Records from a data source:
=== Begin Enclosure ===
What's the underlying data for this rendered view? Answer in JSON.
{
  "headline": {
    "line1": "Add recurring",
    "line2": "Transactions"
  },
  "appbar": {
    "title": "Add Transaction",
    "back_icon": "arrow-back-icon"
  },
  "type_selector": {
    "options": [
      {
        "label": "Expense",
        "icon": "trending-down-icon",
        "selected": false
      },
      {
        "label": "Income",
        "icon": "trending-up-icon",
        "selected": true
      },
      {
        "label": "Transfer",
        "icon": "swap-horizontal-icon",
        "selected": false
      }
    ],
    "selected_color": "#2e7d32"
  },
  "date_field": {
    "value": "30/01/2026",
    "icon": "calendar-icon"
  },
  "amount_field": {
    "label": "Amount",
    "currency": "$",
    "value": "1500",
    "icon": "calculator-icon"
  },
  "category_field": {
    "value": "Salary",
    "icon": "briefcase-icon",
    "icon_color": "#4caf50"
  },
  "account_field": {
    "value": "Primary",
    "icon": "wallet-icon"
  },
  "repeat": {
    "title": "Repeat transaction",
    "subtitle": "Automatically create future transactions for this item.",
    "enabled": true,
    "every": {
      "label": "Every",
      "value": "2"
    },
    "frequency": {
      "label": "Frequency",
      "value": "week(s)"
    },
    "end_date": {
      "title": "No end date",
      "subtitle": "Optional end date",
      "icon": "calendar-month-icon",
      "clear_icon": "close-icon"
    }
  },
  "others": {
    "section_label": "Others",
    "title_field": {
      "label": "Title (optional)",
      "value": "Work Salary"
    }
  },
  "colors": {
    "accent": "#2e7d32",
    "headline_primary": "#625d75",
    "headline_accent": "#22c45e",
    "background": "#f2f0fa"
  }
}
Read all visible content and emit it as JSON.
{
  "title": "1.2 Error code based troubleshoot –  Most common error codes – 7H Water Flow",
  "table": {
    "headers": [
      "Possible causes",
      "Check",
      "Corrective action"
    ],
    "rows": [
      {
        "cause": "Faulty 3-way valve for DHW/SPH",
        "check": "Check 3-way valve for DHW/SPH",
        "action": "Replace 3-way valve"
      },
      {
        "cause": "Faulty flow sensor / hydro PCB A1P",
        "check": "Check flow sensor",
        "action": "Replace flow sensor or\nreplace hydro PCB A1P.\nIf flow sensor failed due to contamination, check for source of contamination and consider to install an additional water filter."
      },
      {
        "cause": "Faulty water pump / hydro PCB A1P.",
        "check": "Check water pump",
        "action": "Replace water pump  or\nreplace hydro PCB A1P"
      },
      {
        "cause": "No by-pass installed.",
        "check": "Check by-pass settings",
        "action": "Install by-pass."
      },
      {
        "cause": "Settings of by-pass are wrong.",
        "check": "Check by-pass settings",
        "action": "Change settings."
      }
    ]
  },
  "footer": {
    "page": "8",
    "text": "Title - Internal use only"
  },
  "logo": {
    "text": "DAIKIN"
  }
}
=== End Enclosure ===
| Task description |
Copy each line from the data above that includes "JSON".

| Solution |
What's the underlying data for this rendered view? Answer in JSON.
Read all visible content and emit it as JSON.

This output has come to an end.